The pottery vessels date the tomb to a time before the earliest known historical reference to a Calakmul ruler on the site's monuments (the ruler identified on Stela 43, which was dedicated in A.D. 514). Thus, until further Early Classic texts are discovered, we cannot verify that "Long-Lipped Jawbone" was a ruler (and not some other important elite figure) or determine his potential place in the dynastic sequence."
Robert Sharer, The Ancient Maya, p. 198
Ruppert & Denison 1943: Plate 1b
This photo, from the First Campeche Expedition in 1932, shows the south façade of Structure III.
Click on arrows to jump to photos, click E-GROUP to return here
Structure VI and its companion across the plaza, Structure IV, form a kind of celestial observatory called an "E Group." An E Group is composed of an observation platform on the west facing a group of three sighting temples to the east. The eastern temples mark the positions of the rising sun at the summer solstice (north temple), the winter solstice (south temple), and the equinox (central temple).
This configuration gets it name from the E-7-Sub group of structures at Uaxactun, where this type of complex was first identified. Another famous example of an E Group is the Lost World pyramid complex at Tikal.
Ruppert & Denison 1943: Calakmul map detail
In the middle of the 6th century A.D., Ku Hix ruled Calakmul and consolidated a network of strategic alliances with other Mayan states in an attempt to surround Tikal with a ring of enemies comprised of Calakmul to the north, Caracol in the south, Naranjo to the east, and Yaxchilán to the west.
Ramón Carrasco writes that "under the rulership of Ku Hix, some renovation projects in the Great Plaza of Calakmul were undertaken, one of which was the remodeling of Structure IV where his remains were buried after his death. The dating of his tomb, based on carbon-14 evidence, yielded results of 560 ±50, which is consistent with the date of his death. The funerary chamber where his remains were placed has been profaned in the Late Classic period and part of its contents, specifically the icons of power associated with his investiture, were placed in niches conditioned in the construction fill of Structure IV.
Among the objects in the tomb's offering was a funerary mask made of ceramic representing an individual of advanced age, which seems to portray Ku Hix at the moment of his death. Analysis of the bone remains indicates the advanced age of the dead. In Structure IV, Ku Hix ordered the placement of the only stone lintel reported for this region, though this kind of element was very common in the architecture of the Usumacinta basin; the lintel represents him in a ritual dance of rebirth at the edge of the cosmic cleft."

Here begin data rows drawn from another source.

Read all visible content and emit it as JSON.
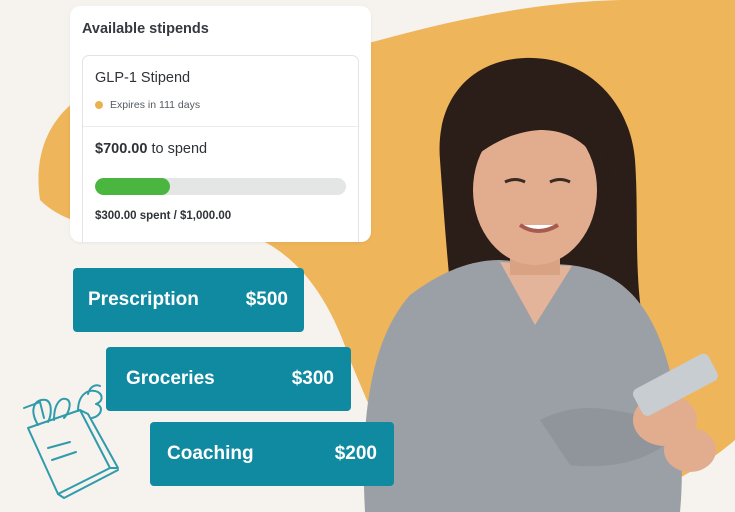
{
  "card": {
    "title": "Available stipends",
    "stipend_name": "GLP-1 Stipend",
    "expiry_text": "Expires in 111 days",
    "amount": "$700.00",
    "amount_suffix": " to spend",
    "progress_fraction": 0.3,
    "spent_text": "$300.00 spent / $1,000.00"
  },
  "categories": [
    {
      "label": "Prescription",
      "amount": "$500"
    },
    {
      "label": "Groceries",
      "amount": "$300"
    },
    {
      "label": "Coaching",
      "amount": "$200"
    }
  ],
  "colors": {
    "background": "#f6f2ee",
    "blob": "#efb55a",
    "pill": "#0f8aa0",
    "progress": "#4ab63f",
    "expiry_dot": "#e9b250"
  },
  "icons": [
    "grocery-bag-icon"
  ]
}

Ramón Carrasco V., The Metropolis of Calakmul, Campeche. Rizzoli: NY (1998)
Flanking the top of the stair on Structure VI is the first known monument associated with Ruler 5 (Stela 24 on the left), paired with Stela 23 (right) which portrays his wife. Both are dated to the Mayan year 188.8.131.52.0 (702 A.D.).
These stela are very eroded, but for a drawing which suggests how they might have looked, see Ruppert & Denison's Plate 49, which depict another famous husband and wife stela pair, stela 28 and 29.